Employers have been buffeted over the last several years by significant changes in labor and employment laws at the federal, state and local levels, and 2015 was no exception. As the year draws to a close, here is a recap of some of the more significant developments.
Affordable Care Act
In King v. Burwell, the U.S. Supreme Court determined that Congress intended for a federally-facilitated marketplace to be included in the phrase “an Exchange established by the State” in the Patient Protection and Affordable Care Act (“ACA”). The result is that in the states without a state-operated exchange:
In July, the U.S. Department of Labor issued a Memorandum stating that “Most workers are employees under the FLSA [federal wage and hour law]” when it issued Administrators Interpretation No. 2015-1: The Application of the Fair Labor Standard Act’s “Suffer or Permit” Standard in the Identification of Employees Who are Misclassified as Independent Contractors. The guidance explains that the “suffer or permit to work” definition in the statute is extremely broad and covers more workers as employees than would be covered if the analysis were limited to the employer’s control over the worker. The DOL guidance implicates other federal statutes that apply the FLSA’s definition of “employ,” including the Family and Medical Leave Act.
FLSA / Wage Hour Law
In August, the DOL proposed to drastically increase the annual salary threshold for the “white collar exemptions” under the FLSA by over 100 percent – from $23,500 to $49,950. Additionally, the new salary level would be indexed to rise every year. The new salary requirements are expected to take effect sometime in 2016 or 2017.
States and municipalities continue to enact “ban the box” legislation, which restricts employers from seeking information regarding a job applicant’s criminal history during certain points in the hiring process. While there are several variations, most “ban the box” laws prevent employers from requiring that a job applicant disclose his or her criminal history on a job application. Some, though not all, “ban the box” laws permit employers to inquire about an applicant’s criminal history during the interview process. Within Saul Ewing’s footprint, the following jurisdictions have implemented laws restricting inquiries into an applicant’s criminal history: Connecticut, Delaware, Maryland, Massachusetts, New Jersey, New York and Philadelphia. Employers in Philadelphia should take note that Mayor Nutter just signed legislation significantly expanding the City’s “ban the box law” to prevent employers from conducting a criminal background check on applicants before extending a conditional job offer. These new restrictions take effect in March 2016.
NLRA / Traditional labor Law
Occupational Safety and Health Act (OSHA)
Click here for more information on the OSHA website.
Philadelphia Paid Sick Leave Ordinance – Requires covered employers to provide most employees with up to five paid sick days per year.

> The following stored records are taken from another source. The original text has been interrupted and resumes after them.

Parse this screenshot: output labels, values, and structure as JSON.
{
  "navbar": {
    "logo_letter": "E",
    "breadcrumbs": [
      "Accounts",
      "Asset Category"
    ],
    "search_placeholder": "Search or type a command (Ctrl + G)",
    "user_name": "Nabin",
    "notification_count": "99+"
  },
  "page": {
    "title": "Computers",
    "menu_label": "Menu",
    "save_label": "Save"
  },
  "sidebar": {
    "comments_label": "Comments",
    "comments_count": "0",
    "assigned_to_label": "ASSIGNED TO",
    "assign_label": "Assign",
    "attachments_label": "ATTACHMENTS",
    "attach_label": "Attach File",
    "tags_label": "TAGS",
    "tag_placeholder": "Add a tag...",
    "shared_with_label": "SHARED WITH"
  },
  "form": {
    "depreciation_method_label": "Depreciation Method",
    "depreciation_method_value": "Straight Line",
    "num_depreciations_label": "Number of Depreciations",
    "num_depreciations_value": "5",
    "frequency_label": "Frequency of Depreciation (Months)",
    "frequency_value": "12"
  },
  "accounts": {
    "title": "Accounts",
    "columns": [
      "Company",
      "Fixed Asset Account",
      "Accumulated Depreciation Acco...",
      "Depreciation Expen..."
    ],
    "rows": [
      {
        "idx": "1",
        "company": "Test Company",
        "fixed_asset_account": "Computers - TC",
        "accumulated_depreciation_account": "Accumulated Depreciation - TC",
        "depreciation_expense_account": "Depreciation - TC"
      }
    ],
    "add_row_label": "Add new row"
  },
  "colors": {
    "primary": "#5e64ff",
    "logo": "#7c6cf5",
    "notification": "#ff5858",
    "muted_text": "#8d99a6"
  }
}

A Look Ahead to 2016 – Employers can expect more changes in 2016, including the aforementioned changes to salary threshold for the FLSA’s white collar exemptions, changes to Philadelphia’s “ban the box” law, and long-awaited changes to the Department of Labor’s rules regarding the use of consultants during union organizing campaigns, among other changes. We will preview all of that and more in our next piece: Labor and Employment Outlook for 2016, coming in January.